#### [Record extracts]

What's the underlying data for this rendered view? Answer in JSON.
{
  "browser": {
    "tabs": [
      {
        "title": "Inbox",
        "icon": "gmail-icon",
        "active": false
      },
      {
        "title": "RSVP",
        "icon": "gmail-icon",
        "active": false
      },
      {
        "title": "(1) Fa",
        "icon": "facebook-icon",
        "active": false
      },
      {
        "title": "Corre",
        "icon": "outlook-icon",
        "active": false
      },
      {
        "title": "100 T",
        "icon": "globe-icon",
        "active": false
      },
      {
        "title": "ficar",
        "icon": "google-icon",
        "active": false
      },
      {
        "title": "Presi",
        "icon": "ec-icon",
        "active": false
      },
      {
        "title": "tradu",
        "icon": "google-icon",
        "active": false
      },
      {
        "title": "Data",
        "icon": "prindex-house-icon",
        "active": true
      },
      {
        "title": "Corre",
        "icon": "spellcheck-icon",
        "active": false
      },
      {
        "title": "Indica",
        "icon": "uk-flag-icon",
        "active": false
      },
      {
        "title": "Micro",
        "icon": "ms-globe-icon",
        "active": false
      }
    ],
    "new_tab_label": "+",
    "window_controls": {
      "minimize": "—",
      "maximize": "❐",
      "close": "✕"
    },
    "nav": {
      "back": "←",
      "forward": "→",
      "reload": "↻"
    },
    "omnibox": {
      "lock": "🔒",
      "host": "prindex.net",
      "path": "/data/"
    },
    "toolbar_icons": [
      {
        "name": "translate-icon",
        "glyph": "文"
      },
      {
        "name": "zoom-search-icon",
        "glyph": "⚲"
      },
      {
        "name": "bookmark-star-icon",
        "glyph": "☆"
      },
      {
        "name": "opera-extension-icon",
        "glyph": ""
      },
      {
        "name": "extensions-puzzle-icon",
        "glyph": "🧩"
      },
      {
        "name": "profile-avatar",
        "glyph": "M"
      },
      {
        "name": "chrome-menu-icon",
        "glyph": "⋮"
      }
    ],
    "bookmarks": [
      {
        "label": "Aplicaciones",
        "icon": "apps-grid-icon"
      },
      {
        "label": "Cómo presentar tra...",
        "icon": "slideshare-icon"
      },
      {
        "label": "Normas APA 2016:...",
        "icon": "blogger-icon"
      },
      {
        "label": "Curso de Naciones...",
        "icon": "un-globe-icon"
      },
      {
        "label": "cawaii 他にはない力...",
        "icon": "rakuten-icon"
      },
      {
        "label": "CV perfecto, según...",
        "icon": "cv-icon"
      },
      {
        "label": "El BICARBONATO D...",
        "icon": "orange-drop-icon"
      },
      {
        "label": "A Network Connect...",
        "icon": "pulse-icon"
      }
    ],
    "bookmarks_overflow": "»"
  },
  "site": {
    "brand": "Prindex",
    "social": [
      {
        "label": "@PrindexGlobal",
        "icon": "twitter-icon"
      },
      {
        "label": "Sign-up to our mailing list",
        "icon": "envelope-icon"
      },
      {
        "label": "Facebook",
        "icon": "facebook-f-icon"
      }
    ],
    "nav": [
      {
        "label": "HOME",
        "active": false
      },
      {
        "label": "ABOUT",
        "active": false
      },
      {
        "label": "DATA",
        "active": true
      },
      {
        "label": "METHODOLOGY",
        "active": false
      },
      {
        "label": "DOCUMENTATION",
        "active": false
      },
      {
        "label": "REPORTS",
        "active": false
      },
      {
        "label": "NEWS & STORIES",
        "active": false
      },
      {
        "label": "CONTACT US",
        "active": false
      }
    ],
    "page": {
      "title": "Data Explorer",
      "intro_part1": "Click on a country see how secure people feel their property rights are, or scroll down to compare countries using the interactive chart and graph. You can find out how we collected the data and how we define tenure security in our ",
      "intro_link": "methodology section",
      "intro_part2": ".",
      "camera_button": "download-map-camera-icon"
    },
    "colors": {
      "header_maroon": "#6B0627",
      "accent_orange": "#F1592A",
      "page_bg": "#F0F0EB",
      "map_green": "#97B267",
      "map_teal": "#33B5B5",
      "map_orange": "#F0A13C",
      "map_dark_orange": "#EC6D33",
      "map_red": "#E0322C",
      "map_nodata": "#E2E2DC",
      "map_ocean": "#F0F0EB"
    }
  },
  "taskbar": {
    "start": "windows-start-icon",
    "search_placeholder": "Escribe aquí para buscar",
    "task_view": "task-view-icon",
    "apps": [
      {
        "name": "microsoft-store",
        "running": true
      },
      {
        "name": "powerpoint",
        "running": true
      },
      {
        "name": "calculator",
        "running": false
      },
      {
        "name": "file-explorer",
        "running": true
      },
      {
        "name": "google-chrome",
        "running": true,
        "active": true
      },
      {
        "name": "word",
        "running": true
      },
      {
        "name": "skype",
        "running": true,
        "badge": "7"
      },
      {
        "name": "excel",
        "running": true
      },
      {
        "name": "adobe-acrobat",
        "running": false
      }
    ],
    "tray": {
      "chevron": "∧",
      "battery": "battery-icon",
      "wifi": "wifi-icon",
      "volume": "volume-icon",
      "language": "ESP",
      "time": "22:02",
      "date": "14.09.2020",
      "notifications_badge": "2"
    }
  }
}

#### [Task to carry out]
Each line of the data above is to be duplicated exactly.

#### [Output]
What's the underlying data for this rendered view? Answer in JSON.
{
  "browser": {
    "tabs": [
      {
        "title": "Inbox",
        "icon": "gmail-icon",
        "active": false
      },
      {
        "title": "RSVP",
        "icon": "gmail-icon",
        "active": false
      },
      {
        "title": "(1) Fa",
        "icon": "facebook-icon",
        "active": false
      },
      {
        "title": "Corre",
        "icon": "outlook-icon",
        "active": false
      },
      {
        "title": "100 T",
        "icon": "globe-icon",
        "active": false
      },
      {
        "title": "ficar",
        "icon": "google-icon",
        "active": false
      },
      {
        "title": "Presi",
        "icon": "ec-icon",
        "active": false
      },
      {
        "title": "tradu",
        "icon": "google-icon",
        "active": false
      },
      {
        "title": "Data",
        "icon": "prindex-house-icon",
        "active": true
      },
      {
        "title": "Corre",
        "icon": "spellcheck-icon",
        "active": false
      },
      {
        "title": "Indica",
        "icon": "uk-flag-icon",
        "active": false
      },
      {
        "title": "Micro",
        "icon": "ms-globe-icon",
        "active": false
      }
    ],
    "new_tab_label": "+",
    "window_controls": {
      "minimize": "—",
      "maximize": "❐",
      "close": "✕"
    },
    "nav": {
      "back": "←",
      "forward": "→",
      "reload": "↻"
    },
    "omnibox": {
      "lock": "🔒",
      "host": "prindex.net",
      "path": "/data/"
    },
    "toolbar_icons": [
      {
        "name": "translate-icon",
        "glyph": "文"
      },
      {
        "name": "zoom-search-icon",
        "glyph": "⚲"
      },
      {
        "name": "bookmark-star-icon",
        "glyph": "☆"
      },
      {
        "name": "opera-extension-icon",
        "glyph": ""
      },
      {
        "name": "extensions-puzzle-icon",
        "glyph": "🧩"
      },
      {
        "name": "profile-avatar",
        "glyph": "M"
      },
      {
        "name": "chrome-menu-icon",
        "glyph": "⋮"
      }
    ],
    "bookmarks": [
      {
        "label": "Aplicaciones",
        "icon": "apps-grid-icon"
      },
      {
        "label": "Cómo presentar tra...",
        "icon": "slideshare-icon"
      },
      {
        "label": "Normas APA 2016:...",
        "icon": "blogger-icon"
      },
      {
        "label": "Curso de Naciones...",
        "icon": "un-globe-icon"
      },
      {
        "label": "cawaii 他にはない力...",
        "icon": "rakuten-icon"
      },
      {
        "label": "CV perfecto, según...",
        "icon": "cv-icon"
      },
      {
        "label": "El BICARBONATO D...",
        "icon": "orange-drop-icon"
      },
      {
        "label": "A Network Connect...",
        "icon": "pulse-icon"
      }
    ],
    "bookmarks_overflow": "»"
  },
  "site": {
    "brand": "Prindex",
    "social": [
      {
        "label": "@PrindexGlobal",
        "icon": "twitter-icon"
      },
      {
        "label": "Sign-up to our mailing list",
        "icon": "envelope-icon"
      },
      {
        "label": "Facebook",
        "icon": "facebook-f-icon"
      }
    ],
    "nav": [
      {
        "label": "HOME",
        "active": false
      },
      {
        "label": "ABOUT",
        "active": false
      },
      {
        "label": "DATA",
        "active": true
      },
      {
        "label": "METHODOLOGY",
        "active": false
      },
      {
        "label": "DOCUMENTATION",
        "active": false
      },
      {
        "label": "REPORTS",
        "active": false
      },
      {
        "label": "NEWS & STORIES",
        "active": false
      },
      {
        "label": "CONTACT US",
        "active": false
      }
    ],
    "page": {
      "title": "Data Explorer",
      "intro_part1": "Click on a country see how secure people feel their property rights are, or scroll down to compare countries using the interactive chart and graph. You can find out how we collected the data and how we define tenure security in our ",
      "intro_link": "methodology section",
      "intro_part2": ".",
      "camera_button": "download-map-camera-icon"
    },
    "colors": {
      "header_maroon": "#6B0627",
      "accent_orange": "#F1592A",
      "page_bg": "#F0F0EB",
      "map_green": "#97B267",
      "map_teal": "#33B5B5",
      "map_orange": "#F0A13C",
      "map_dark_orange": "#EC6D33",
      "map_red": "#E0322C",
      "map_nodata": "#E2E2DC",
      "map_ocean": "#F0F0EB"
    }
  },
  "taskbar": {
    "start": "windows-start-icon",
    "search_placeholder": "Escribe aquí para buscar",
    "task_view": "task-view-icon",
    "apps": [
      {
        "name": "microsoft-store",
        "running": true
      },
      {
        "name": "powerpoint",
        "running": true
      },
      {
        "name": "calculator",
        "running": false
      },
      {
        "name": "file-explorer",
        "running": true
      },
      {
        "name": "google-chrome",
        "running": true,
        "active": true
      },
      {
        "name": "word",
        "running": true
      },
      {
        "name": "skype",
        "running": true,
        "badge": "7"
      },
      {
        "name": "excel",
        "running": true
      },
      {
        "name": "adobe-acrobat",
        "running": false
      }
    ],
    "tray": {
      "chevron": "∧",
      "battery": "battery-icon",
      "wifi": "wifi-icon",
      "volume": "volume-icon",
      "language": "ESP",
      "time": "22:02",
      "date": "14.09.2020",
      "notifications_badge": "2"
    }
  }
}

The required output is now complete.